Saturday, August 7, 2010

Zero-Effort Gardening

This is the story of The Mighty Pigaloupe.

All winter long, the sheep ate hay in their paddock.  Inevitably, a lot of it was spilled on the ground and wasted.  Naturally, the sheep added a lot of manure to the mix.  The ground grew thick with mulch.

In the early spring, I took the sheep out of that paddock and put the new pigs in there.  The pigs plowed up every foot of the soft, well-mulched soil like diligent, four-legged rototillers, and added their own manure to the mix.

At some point in mid-spring, we bought a cantaloupe from the store.  After we ate it, we fed the guts and rinds to the pigs in the paddock.

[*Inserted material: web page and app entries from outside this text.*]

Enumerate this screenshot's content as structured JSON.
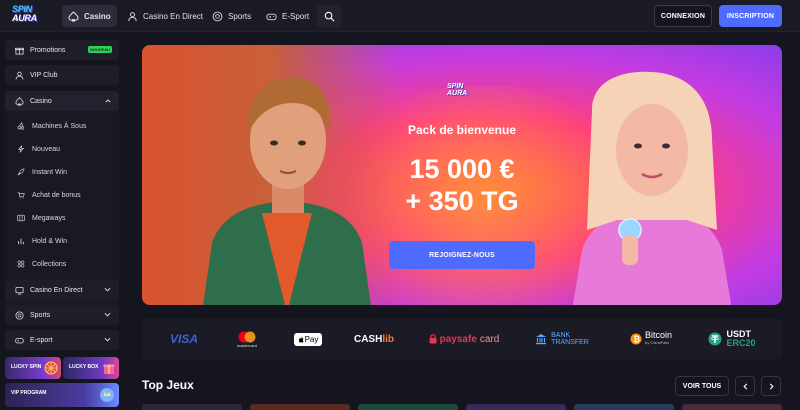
{
  "header": {
    "logo": "SPIN AURA",
    "nav": [
      {
        "label": "Casino",
        "icon": "spade-icon",
        "active": true
      },
      {
        "label": "Casino En Direct",
        "icon": "live-casino-icon",
        "active": false
      },
      {
        "label": "Sports",
        "icon": "soccer-ball-icon",
        "active": false
      },
      {
        "label": "E-Sport",
        "icon": "gamepad-icon",
        "active": false
      }
    ],
    "search_icon": "search-icon",
    "login_label": "CONNEXION",
    "signup_label": "INSCRIPTION"
  },
  "sidebar": {
    "promotions": {
      "label": "Promotions",
      "badge": "NOUVEAU"
    },
    "vip_club": "VIP Club",
    "casino": {
      "label": "Casino",
      "items": [
        "Machines À Sous",
        "Nouveau",
        "Instant Win",
        "Achat de bonus",
        "Megaways",
        "Hold & Win",
        "Collections"
      ]
    },
    "casino_live": "Casino En Direct",
    "sports": "Sports",
    "esport": "E-sport",
    "tiles": [
      "LUCKY SPIN",
      "LUCKY BOX",
      "VIP PROGRAM"
    ]
  },
  "hero": {
    "logo": "SPIN AURA",
    "subtitle": "Pack de bienvenue",
    "amount_line1": "15 000 €",
    "amount_line2": "+ 350 TG",
    "cta": "REJOIGNEZ-NOUS"
  },
  "payments": {
    "visa": "VISA",
    "mastercard": "mastercard",
    "applepay": "Pay",
    "cashlib_a": "CASH",
    "cashlib_b": "lib",
    "paysafe_a": "paysafe",
    "paysafe_b": "card",
    "bank_a": "BANK",
    "bank_b": "TRANSFER",
    "bitcoin": "Bitcoin",
    "bitcoin_sub": "by CoinsPaid",
    "usdt_a": "USDT",
    "usdt_b": "ERC20"
  },
  "top_games": {
    "title": "Top Jeux",
    "see_all": "VOIR TOUS"
  },
  "colors": {
    "accent": "#4f6bff",
    "background": "#15151f",
    "panel": "#1e1e2a",
    "new_badge": "#2fd158"
  }
}
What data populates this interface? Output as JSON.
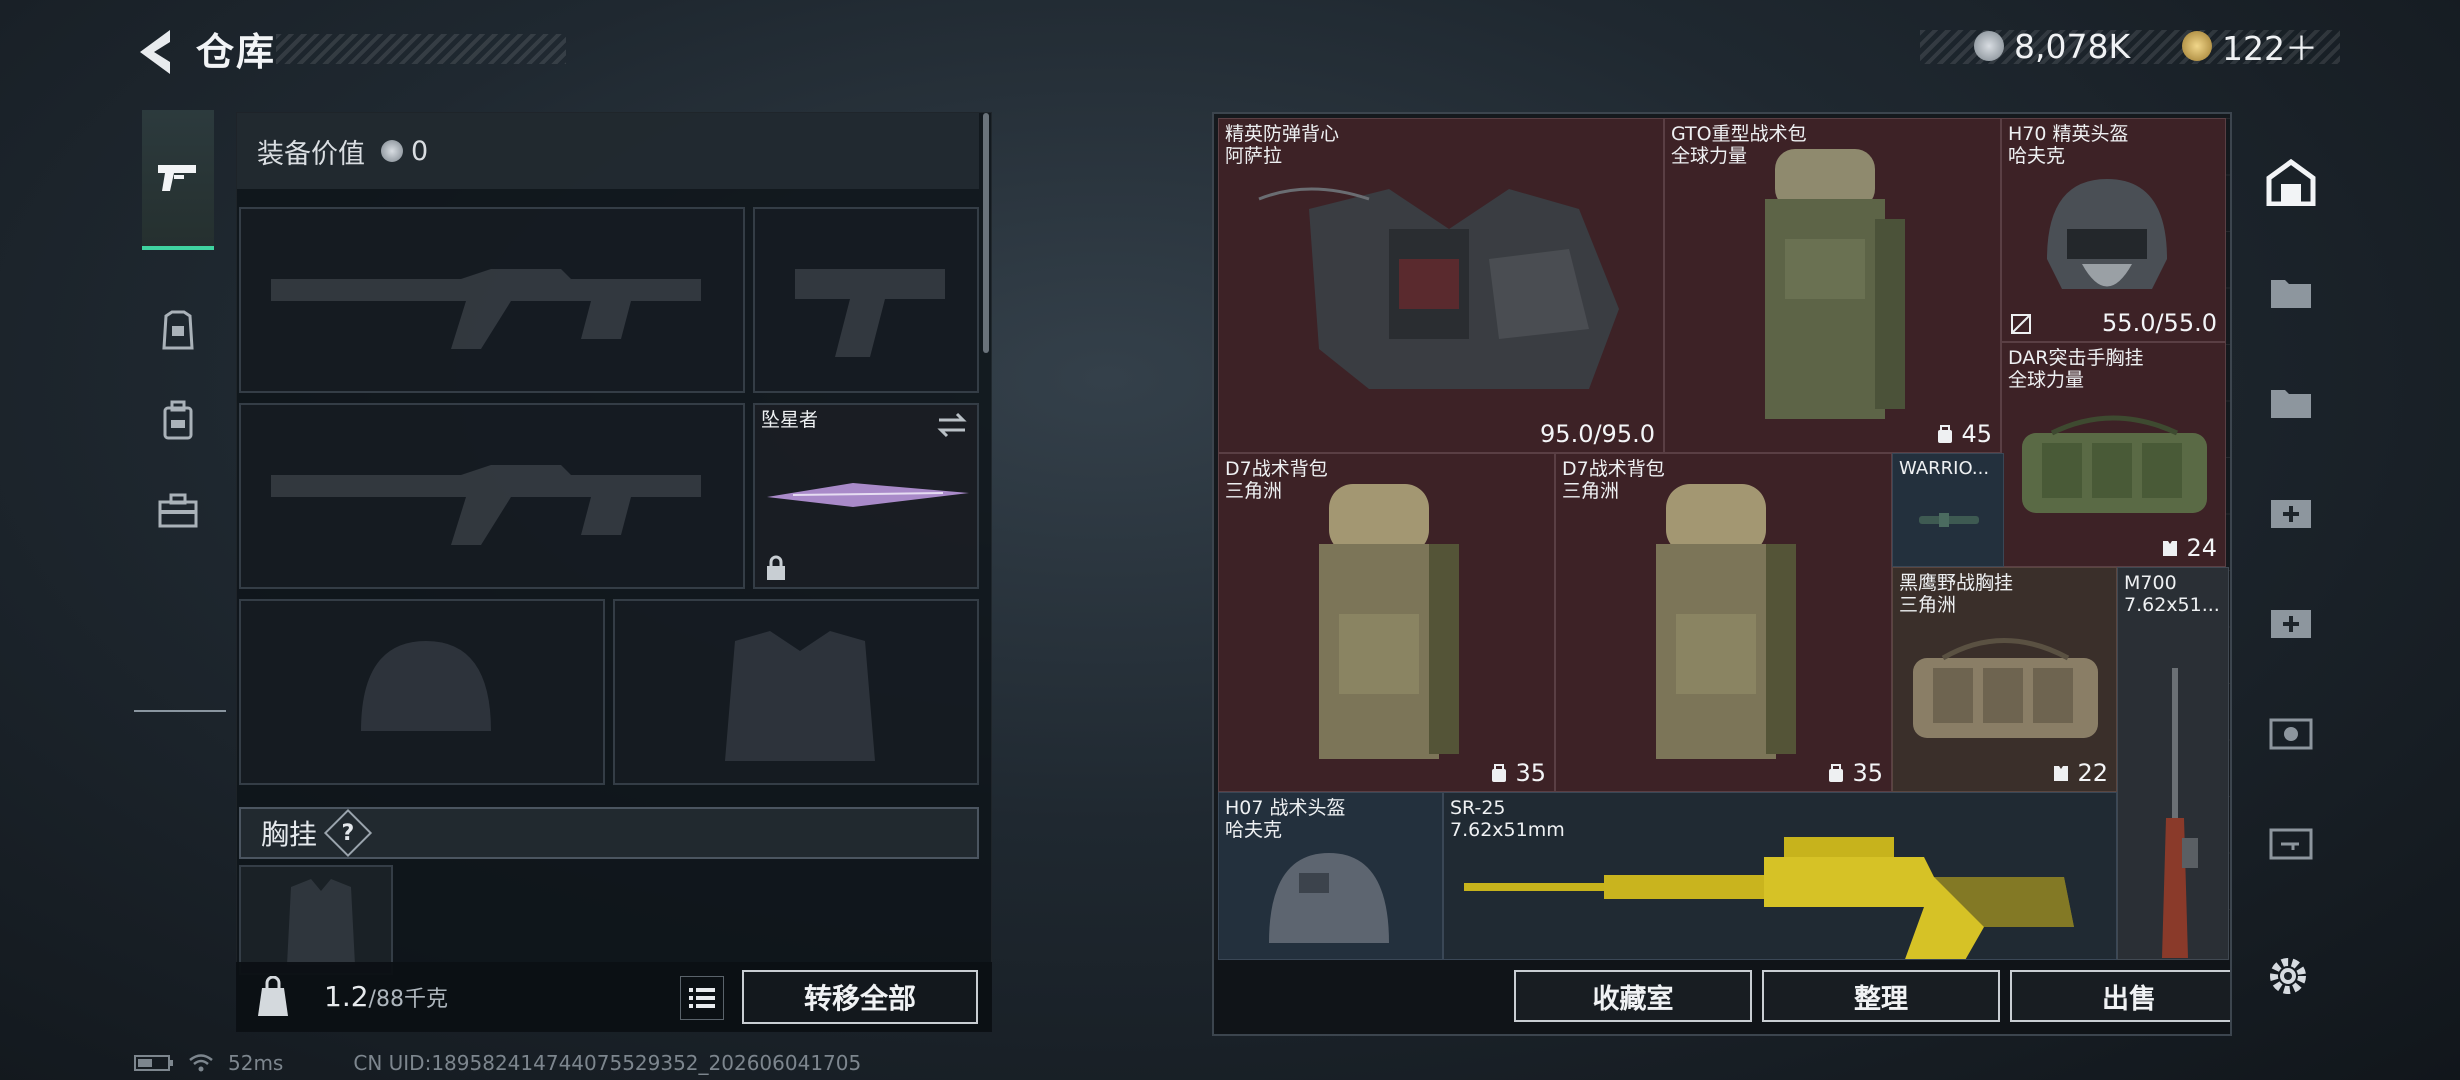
{
  "header": {
    "title": "仓库"
  },
  "currency": {
    "coin_value": "8,078K",
    "token_value": "122＋"
  },
  "loadout": {
    "equip_value_label": "装备价值",
    "equip_value": "0",
    "melee_name": "坠星者",
    "chest_rig_label": "胸挂",
    "chest_help": "?"
  },
  "left_bottom": {
    "weight_value": "1.2",
    "weight_capacity": "/88千克",
    "transfer_all": "转移全部"
  },
  "storage": {
    "items": [
      {
        "name": "精英防弹背心",
        "sub": "阿萨拉",
        "stat": "95.0/95.0"
      },
      {
        "name": "GTO重型战术包",
        "sub": "全球力量",
        "stat": "45"
      },
      {
        "name": "H70 精英头盔",
        "sub": "哈夫克",
        "stat": "55.0/55.0"
      },
      {
        "name": "DAR突击手胸挂",
        "sub": "全球力量",
        "stat": "24"
      },
      {
        "name": "D7战术背包",
        "sub": "三角洲",
        "stat": "35"
      },
      {
        "name": "D7战术背包",
        "sub": "三角洲",
        "stat": "35"
      },
      {
        "name": "WARRIO...",
        "sub": "",
        "stat": ""
      },
      {
        "name": "黑鹰野战胸挂",
        "sub": "三角洲",
        "stat": "22"
      },
      {
        "name": "M700",
        "sub": "7.62x51...",
        "stat": ""
      },
      {
        "name": "H07 战术头盔",
        "sub": "哈夫克",
        "stat": ""
      },
      {
        "name": "SR-25",
        "sub": "7.62x51mm",
        "stat": ""
      }
    ],
    "buttons": {
      "collection": "收藏室",
      "organize": "整理",
      "sell": "出售"
    }
  },
  "status_bar": {
    "ping": "52ms",
    "uid": "CN UID:18958241474407552935​2_202606041705"
  },
  "colors": {
    "accent_green": "#3fd3a0",
    "item_red": "#3d2226",
    "panel": "#15191d"
  }
}
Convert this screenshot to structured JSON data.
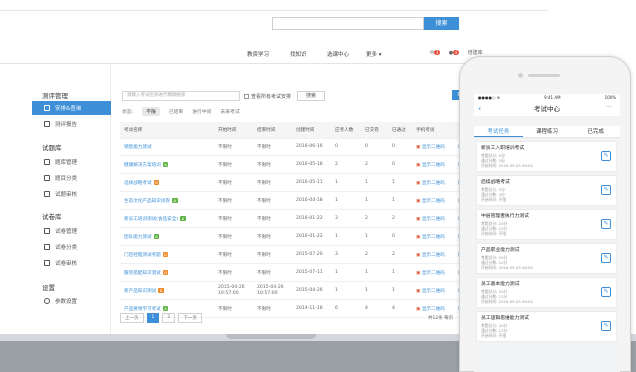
{
  "header": {
    "search_button": "搜索",
    "nav": [
      "教资学习",
      "找知识",
      "选课中心",
      "更多"
    ],
    "more_arrow": "▾",
    "badges": [
      "3",
      "4"
    ],
    "user": "培建库"
  },
  "sidebar": {
    "groups": [
      {
        "title": "测评管理",
        "items": [
          {
            "label": "安排&查询",
            "active": true
          },
          {
            "label": "测评报告",
            "active": false
          }
        ]
      },
      {
        "title": "试题库",
        "items": [
          {
            "label": "题库管理"
          },
          {
            "label": "题目分类"
          },
          {
            "label": "试题审核"
          }
        ]
      },
      {
        "title": "试卷库",
        "items": [
          {
            "label": "试卷管理"
          },
          {
            "label": "试卷分类"
          },
          {
            "label": "试卷审核"
          }
        ]
      },
      {
        "title": "设置",
        "items": [
          {
            "label": "参数设置"
          }
        ]
      }
    ]
  },
  "filter": {
    "placeholder": "请输入考试名称进行模糊搜索",
    "checkbox_label": "查看所有考试安排",
    "search_button": "搜索",
    "status_label": "状态:",
    "statuses": [
      "不限",
      "已结束",
      "进行中间",
      "未来考试"
    ],
    "corner": "E"
  },
  "table": {
    "headers": [
      "考试名称",
      "开始时间",
      "结束时间",
      "创建时间",
      "应考人数",
      "已交卷",
      "已通过",
      "手机考试"
    ],
    "rows": [
      {
        "name": "销售能力测试",
        "tag": "",
        "start": "不限时",
        "end": "不限时",
        "created": "2016-06-16",
        "n1": "0",
        "n2": "0",
        "n3": "0",
        "qr": "显示二维码",
        "op": "编辑"
      },
      {
        "name": "健康解决方案培训",
        "tag": "A",
        "start": "不限时",
        "end": "不限时",
        "created": "2016-05-18",
        "n1": "2",
        "n2": "2",
        "n3": "0",
        "qr": "显示二维码",
        "op": "编辑"
      },
      {
        "name": "选择战略考试",
        "tag": "B",
        "start": "不限时",
        "end": "不限时",
        "created": "2016-05-11",
        "n1": "1",
        "n2": "1",
        "n3": "1",
        "qr": "显示二维码",
        "op": "编辑"
      },
      {
        "name": "生态文化产品知识试卷",
        "tag": "A",
        "start": "不限时",
        "end": "不限时",
        "created": "2016-04-18",
        "n1": "1",
        "n2": "1",
        "n3": "1",
        "qr": "显示二维码",
        "op": "编辑"
      },
      {
        "name": "新员工培训测试(食品安全)",
        "tag": "A",
        "start": "不限时",
        "end": "不限时",
        "created": "2016-01-22",
        "n1": "3",
        "n2": "2",
        "n3": "2",
        "qr": "显示二维码",
        "op": "编辑"
      },
      {
        "name": "团队能力测试",
        "tag": "A",
        "start": "不限时",
        "end": "不限时",
        "created": "2016-01-22",
        "n1": "1",
        "n2": "1",
        "n3": "0",
        "qr": "显示二维码",
        "op": "编辑"
      },
      {
        "name": "门店经理测试考题",
        "tag": "B",
        "start": "不限时",
        "end": "不限时",
        "created": "2015-07-20",
        "n1": "3",
        "n2": "2",
        "n3": "2",
        "qr": "显示二维码",
        "op": "编辑"
      },
      {
        "name": "服装搭配知识测试",
        "tag": "B",
        "start": "不限时",
        "end": "不限时",
        "created": "2015-07-11",
        "n1": "1",
        "n2": "1",
        "n3": "1",
        "qr": "显示二维码",
        "op": "编辑"
      },
      {
        "name": "新产品知识测试",
        "tag": "B",
        "start": "2015-04-26 10:57:00",
        "end": "2015-04-26 10:57:00",
        "created": "2015-04-26",
        "n1": "1",
        "n2": "1",
        "n3": "1",
        "qr": "显示二维码",
        "op": "编辑"
      },
      {
        "name": "产品要领学习考试",
        "tag": "A",
        "start": "不限时",
        "end": "不限时",
        "created": "2014-11-18",
        "n1": "6",
        "n2": "4",
        "n3": "4",
        "qr": "显示二维码",
        "op": "编辑"
      }
    ]
  },
  "pager": {
    "prev": "上一页",
    "pages": [
      "1",
      "2"
    ],
    "next": "下一页",
    "total": "共12条 每页"
  },
  "phone": {
    "status_left": "●●●●○ ≋",
    "time": "9:41 AM",
    "battery": "100%",
    "title": "考试中心",
    "back": "‹",
    "more": "···",
    "tabs": [
      "考试任务",
      "课程练习",
      "已完成"
    ],
    "cards": [
      {
        "title": "新员工入职培训考试",
        "lines": [
          "考题总分: 5分",
          "通过分数: 3分",
          "开始时间: 2016-05-05 09:00"
        ]
      },
      {
        "title": "后续战略考试",
        "lines": [
          "考题总分: 5分",
          "通过分数: 3分",
          "开始时间: 不限"
        ]
      },
      {
        "title": "中层管理者执行力测试",
        "lines": [
          "考题总分: 20分",
          "通过分数: 12分",
          "开始时间: 不限"
        ]
      },
      {
        "title": "产品职业能力测试",
        "lines": [
          "考题总分: 20分",
          "通过分数: 12分",
          "开始时间: 2016-05-05 08:00"
        ]
      },
      {
        "title": "员工基本能力测试",
        "lines": [
          "考题总分: 20分",
          "通过分数: 12分",
          "开始时间: 2016-05-05 09:00"
        ]
      },
      {
        "title": "员工逻辑思维能力测试",
        "lines": [
          "考题总分: 20分",
          "通过分数: 12分",
          "开始时间: 不限"
        ]
      }
    ]
  }
}
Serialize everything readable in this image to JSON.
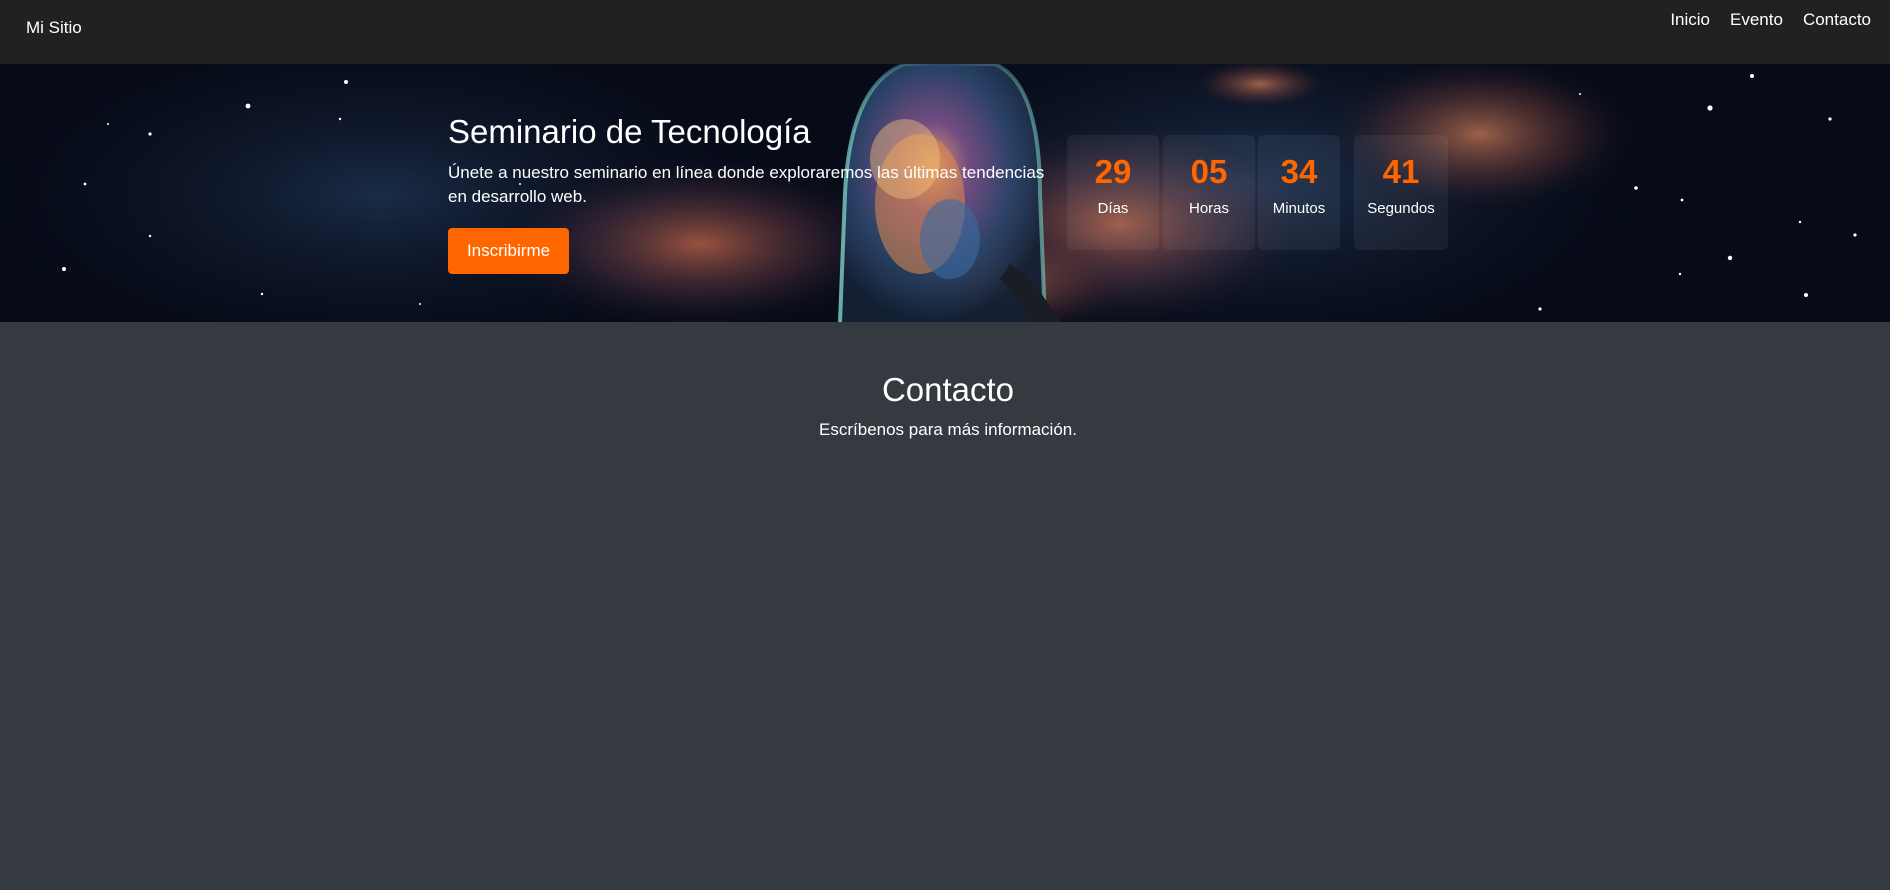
{
  "navbar": {
    "brand": "Mi Sitio",
    "links": [
      "Inicio",
      "Evento",
      "Contacto"
    ]
  },
  "hero": {
    "title": "Seminario de Tecnología",
    "description": "Únete a nuestro seminario en línea donde exploraremos las últimas tendencias en desarrollo web.",
    "cta_label": "Inscribirme",
    "countdown": [
      {
        "value": "29",
        "label": "Días"
      },
      {
        "value": "05",
        "label": "Horas"
      },
      {
        "value": "34",
        "label": "Minutos"
      },
      {
        "value": "41",
        "label": "Segundos"
      }
    ]
  },
  "contact": {
    "title": "Contacto",
    "subtitle": "Escríbenos para más información."
  },
  "colors": {
    "navbar_bg": "#212121",
    "page_bg": "#343a40",
    "accent": "#ff6600",
    "text": "#ffffff"
  },
  "icons": [
    "astronaut-nebula-hero-image"
  ]
}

In mid-summer, with the pigs now moved to a different pasture, I discovered cantaloupe plants growing all over the paddock.  Huge, sprawling plants, with many, many flowers, and lots of young cantaloupes starting to form.
 "Hmm," I thought.  "The sheep fertilized and mulched the soil, the pigs cultivated the ground and planted the seeds.  I have a garden growing here without me having to do any of the work.  I wonder if these cantaloupes can get all the way to harvest without any effort from me at all?  No weeding, no watering, no fertilizing, no pest control.  Nothing."

It has been a brutally hot summer.  Temperatures have been over 100 degrees for many, many days, and we have had almost no rain at all.  My pastures have barely grown an inch in the last month and a half. 

I checked on the cantaloupes frequently, out of curiosity, but I didn't assist them in any way.  On a couple of the most scorching days, the leaves started to wilt and I thought maybe I'd have to water the plants eventually.  But then we'd get a tiny little 15-minute shower of rain, and because the plants were growing in such deep, organically-rich soil, that tiny amount of moisture was enough.

Today, officially, the zero-effort gardening experiment became a success.  I harvested the first cantaloupe (officially named:  "The Mighty Pigaloupe"!) this afternoon, without having done a single bit of work to make it grow.

The Mighty Pigaloupe weighed 10 lbs. 2 oz. and had a circumference of 27 inches.  I looked it up:  the average size of a cantaloupe is 4-9 lbs. so this really is a whopper!  It was nearly as big as the full-sized dinner plate I set it on. 

There are many, many more cantaloupes out in the paddock, at various stages of growth.  The vines are still growing, still flowering.  We're going to have all the cantaloupes we can possibly eat, plus plenty to share with our industrious, seed-planting pigs.

I'm one of those odd people who loves living on a farm, loves working with the livestock, but does not particularly love gardening.  I like the CONCEPT of gardening, I like the results.  But the endless digging and weeding and fighting pests I find mind-numbing and tedious.  By nature, I'm much more of a hunter-gatherer.  I'd love to wander, foraging food from plants I didn't slave over all summer.

So this whole cantaloupe experience got me to thinking:  How can I adapt this low-input idea so that I can have as many wonderful, home-grown veggies as possible, with very little effort?

If I do a similar thing with the sheep and the pigs over the winter and early spring, I could easily plant the whole paddock with the big-seeded, sprawling type of veggies.  Squash, melons, pumpkins, zucchinis, cucumbers, beans, tomatoes, peas, corn...  seems like those might all be vigorous, large plants that could outgrow the weeds and thrive in that rich soil. 

I'm planning to plant a regular garden too, but now I want to incorporate some of these ideas into how I build that garden as well.

I've got a long time to plan before next planting season.  In the meantime, I'd love to hear any of your ideas and hints for low-effort gardening!

Countdown to Piglets

There are only three weeks left until we are expecting our first piglets to be born.  Cerridwen is due sometime around August 27.

What date do you think the piggies will be born?  How many do you think there will be?  (Guinea hogs can have anywhere from 1-14 in a litter, with 6 being average.)

Here's what Cerridwen looks like today:

And here's Magick, the proud papa-to-be:

Wednesday, August 4, 2010

Pretty Chickens

I just did a photo shoot with the chickens, trying to get some better pictures for my website.  I wanted more closeups of the pretty colors and textures of their feathers and faces.  Enjoy!